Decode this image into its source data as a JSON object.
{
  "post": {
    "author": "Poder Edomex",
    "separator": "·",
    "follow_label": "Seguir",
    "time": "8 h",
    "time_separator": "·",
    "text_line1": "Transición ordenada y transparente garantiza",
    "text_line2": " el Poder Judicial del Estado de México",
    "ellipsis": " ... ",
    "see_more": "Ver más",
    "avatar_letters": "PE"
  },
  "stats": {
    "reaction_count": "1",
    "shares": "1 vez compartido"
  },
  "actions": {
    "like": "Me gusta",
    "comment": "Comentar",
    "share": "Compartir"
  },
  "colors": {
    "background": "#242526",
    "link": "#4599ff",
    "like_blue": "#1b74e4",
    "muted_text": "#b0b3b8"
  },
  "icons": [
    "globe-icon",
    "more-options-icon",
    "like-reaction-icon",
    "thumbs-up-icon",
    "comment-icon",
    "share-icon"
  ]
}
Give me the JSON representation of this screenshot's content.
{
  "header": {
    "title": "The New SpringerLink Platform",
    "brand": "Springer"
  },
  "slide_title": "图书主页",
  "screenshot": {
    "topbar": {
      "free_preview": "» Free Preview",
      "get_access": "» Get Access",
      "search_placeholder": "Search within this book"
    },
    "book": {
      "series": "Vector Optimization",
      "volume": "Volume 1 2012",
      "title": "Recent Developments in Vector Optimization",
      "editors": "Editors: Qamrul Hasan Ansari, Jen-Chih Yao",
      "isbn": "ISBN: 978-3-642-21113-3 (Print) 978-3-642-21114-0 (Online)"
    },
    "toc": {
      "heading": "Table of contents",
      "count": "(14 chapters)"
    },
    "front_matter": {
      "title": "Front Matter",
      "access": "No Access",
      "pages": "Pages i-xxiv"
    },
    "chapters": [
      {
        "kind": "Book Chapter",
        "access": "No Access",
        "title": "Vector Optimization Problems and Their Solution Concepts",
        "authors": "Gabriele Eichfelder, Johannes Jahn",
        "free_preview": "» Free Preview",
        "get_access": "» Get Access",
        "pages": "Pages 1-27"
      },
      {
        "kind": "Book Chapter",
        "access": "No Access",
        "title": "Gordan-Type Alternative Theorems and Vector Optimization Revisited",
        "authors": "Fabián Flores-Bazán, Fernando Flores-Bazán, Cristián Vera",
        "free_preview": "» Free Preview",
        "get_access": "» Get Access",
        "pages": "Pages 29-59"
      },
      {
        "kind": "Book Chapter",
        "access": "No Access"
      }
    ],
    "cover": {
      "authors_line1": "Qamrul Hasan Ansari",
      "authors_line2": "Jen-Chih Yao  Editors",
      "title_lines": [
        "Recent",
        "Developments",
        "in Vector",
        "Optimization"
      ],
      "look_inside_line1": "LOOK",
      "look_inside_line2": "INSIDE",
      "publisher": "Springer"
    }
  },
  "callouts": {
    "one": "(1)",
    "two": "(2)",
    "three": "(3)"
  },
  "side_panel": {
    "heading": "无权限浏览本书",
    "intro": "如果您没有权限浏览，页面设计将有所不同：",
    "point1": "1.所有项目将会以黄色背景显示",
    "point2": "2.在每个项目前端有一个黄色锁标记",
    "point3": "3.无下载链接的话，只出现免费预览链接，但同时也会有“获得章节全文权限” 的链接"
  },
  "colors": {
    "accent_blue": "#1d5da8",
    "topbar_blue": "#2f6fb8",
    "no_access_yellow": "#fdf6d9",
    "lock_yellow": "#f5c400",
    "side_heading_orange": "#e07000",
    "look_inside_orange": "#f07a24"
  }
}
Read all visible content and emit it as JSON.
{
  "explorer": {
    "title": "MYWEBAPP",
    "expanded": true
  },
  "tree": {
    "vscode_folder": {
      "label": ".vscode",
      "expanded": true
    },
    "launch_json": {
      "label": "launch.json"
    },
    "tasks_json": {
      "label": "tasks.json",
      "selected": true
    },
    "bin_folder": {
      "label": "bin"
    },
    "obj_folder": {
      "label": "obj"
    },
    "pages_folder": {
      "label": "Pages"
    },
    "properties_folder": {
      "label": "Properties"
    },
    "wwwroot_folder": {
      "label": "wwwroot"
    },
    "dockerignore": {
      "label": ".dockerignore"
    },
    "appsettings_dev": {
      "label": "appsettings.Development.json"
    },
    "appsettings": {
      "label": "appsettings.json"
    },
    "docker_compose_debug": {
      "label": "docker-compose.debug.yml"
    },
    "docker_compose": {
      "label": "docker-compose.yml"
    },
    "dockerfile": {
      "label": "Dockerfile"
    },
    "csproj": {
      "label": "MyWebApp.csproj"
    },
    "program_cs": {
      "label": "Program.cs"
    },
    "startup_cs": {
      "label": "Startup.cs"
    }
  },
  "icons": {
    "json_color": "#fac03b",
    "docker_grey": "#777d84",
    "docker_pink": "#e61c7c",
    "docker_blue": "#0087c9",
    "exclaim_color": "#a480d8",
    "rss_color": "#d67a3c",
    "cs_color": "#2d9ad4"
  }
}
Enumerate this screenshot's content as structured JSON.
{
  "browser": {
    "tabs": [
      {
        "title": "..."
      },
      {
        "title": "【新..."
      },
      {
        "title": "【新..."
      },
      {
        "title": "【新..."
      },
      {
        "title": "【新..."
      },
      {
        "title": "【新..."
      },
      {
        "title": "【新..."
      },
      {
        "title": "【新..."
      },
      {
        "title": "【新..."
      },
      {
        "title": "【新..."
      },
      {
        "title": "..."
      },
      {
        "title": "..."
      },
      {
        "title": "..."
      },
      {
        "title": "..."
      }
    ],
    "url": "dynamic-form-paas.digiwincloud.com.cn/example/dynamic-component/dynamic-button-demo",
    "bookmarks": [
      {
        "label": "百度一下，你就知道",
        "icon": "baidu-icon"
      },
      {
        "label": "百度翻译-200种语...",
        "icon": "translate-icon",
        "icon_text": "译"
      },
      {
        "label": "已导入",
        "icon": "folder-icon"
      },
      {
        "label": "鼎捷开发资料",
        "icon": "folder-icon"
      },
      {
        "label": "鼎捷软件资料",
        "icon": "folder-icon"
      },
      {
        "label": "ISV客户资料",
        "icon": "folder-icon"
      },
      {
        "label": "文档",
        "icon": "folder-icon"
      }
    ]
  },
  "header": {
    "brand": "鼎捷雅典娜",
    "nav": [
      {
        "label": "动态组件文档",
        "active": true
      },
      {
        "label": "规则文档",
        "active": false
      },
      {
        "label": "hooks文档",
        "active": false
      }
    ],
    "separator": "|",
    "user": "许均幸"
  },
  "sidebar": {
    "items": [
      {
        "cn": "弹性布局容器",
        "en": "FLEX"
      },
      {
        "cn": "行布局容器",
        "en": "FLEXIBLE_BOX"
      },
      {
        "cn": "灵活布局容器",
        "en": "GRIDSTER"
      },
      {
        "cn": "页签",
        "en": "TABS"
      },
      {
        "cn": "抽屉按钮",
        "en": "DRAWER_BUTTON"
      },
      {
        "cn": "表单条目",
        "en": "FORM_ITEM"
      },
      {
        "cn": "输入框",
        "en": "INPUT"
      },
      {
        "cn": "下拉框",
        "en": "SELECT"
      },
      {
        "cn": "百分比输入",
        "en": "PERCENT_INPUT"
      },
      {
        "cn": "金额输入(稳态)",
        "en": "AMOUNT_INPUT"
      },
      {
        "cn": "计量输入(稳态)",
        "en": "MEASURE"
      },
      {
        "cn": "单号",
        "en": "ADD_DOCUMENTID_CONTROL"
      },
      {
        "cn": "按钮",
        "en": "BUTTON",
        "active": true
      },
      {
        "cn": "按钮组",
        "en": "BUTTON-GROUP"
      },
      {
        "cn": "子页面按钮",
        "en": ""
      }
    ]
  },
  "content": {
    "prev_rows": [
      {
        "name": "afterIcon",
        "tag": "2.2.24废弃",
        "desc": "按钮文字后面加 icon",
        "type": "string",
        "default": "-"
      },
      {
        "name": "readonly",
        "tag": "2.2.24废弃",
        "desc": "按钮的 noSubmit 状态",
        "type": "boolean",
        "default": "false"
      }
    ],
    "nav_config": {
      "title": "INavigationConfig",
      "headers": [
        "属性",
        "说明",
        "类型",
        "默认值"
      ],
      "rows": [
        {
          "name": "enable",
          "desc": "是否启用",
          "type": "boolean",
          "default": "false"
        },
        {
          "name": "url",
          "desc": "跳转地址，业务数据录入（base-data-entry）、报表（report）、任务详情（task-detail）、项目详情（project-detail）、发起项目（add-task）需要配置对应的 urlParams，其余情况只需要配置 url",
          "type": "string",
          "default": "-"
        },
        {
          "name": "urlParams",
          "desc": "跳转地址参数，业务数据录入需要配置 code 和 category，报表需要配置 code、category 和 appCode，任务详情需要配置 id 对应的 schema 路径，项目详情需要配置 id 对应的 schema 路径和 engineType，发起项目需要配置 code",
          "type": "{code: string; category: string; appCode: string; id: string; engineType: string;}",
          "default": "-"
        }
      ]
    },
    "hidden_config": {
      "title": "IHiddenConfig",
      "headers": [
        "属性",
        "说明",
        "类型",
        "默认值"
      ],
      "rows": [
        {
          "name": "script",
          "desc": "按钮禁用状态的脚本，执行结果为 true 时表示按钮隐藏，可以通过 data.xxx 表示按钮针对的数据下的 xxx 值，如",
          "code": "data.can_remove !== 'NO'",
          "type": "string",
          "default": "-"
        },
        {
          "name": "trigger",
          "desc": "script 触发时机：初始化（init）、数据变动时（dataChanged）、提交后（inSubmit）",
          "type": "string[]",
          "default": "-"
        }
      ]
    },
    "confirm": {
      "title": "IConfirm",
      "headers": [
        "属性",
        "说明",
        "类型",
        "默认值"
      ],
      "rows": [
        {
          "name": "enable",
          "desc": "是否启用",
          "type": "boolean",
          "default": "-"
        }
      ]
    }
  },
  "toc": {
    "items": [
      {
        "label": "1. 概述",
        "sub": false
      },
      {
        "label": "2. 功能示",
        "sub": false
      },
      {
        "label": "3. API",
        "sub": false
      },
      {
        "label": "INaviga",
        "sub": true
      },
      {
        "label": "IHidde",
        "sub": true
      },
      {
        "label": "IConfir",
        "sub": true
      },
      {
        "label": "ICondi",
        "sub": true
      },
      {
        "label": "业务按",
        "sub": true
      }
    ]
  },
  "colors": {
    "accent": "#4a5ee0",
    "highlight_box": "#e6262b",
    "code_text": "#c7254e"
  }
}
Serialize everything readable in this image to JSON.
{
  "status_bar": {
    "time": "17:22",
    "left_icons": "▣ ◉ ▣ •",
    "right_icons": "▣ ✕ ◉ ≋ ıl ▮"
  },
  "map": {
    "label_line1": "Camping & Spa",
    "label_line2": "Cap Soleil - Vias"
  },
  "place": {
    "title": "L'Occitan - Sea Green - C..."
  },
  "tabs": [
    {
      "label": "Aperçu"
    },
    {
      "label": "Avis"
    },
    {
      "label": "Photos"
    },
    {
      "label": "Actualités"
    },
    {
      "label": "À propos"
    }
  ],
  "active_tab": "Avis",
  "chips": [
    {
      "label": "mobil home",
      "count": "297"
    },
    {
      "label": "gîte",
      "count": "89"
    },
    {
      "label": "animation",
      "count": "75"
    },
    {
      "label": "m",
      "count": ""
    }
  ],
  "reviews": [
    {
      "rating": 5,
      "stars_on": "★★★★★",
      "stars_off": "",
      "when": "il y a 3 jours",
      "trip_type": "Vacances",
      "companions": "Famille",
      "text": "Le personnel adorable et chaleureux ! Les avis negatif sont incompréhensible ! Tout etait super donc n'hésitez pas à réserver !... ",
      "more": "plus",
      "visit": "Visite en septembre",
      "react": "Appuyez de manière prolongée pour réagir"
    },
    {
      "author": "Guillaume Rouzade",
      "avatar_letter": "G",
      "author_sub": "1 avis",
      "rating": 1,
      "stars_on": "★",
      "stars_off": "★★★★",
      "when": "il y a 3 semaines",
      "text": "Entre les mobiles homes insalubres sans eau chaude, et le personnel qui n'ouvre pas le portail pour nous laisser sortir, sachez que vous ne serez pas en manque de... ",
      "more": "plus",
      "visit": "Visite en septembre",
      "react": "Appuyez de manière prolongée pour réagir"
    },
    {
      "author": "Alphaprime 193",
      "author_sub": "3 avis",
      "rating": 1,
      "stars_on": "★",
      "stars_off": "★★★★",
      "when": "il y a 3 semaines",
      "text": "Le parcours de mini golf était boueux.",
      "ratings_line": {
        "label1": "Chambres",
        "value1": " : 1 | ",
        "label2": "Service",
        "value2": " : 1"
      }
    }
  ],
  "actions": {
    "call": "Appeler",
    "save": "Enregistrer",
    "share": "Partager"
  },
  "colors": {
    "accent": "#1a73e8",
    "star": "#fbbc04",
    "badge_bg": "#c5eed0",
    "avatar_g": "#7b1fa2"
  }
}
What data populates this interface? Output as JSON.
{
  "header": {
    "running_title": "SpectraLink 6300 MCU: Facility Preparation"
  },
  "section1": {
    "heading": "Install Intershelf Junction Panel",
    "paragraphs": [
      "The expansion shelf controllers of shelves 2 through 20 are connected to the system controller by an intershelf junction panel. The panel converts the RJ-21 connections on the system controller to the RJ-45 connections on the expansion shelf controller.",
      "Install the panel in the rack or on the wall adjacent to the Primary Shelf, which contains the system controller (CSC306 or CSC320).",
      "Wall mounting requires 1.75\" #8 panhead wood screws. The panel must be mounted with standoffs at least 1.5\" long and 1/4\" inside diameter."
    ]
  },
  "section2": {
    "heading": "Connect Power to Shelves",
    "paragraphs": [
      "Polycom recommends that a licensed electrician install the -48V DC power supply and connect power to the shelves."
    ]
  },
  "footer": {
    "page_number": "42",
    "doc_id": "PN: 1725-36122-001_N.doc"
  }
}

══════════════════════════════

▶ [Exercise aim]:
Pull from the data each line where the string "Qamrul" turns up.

▶ [Completed exercise]:
      "editors": "Editors: Qamrul Hasan Ansari, Jen-Chih Yao",
      "authors_line1": "Qamrul Hasan Ansari",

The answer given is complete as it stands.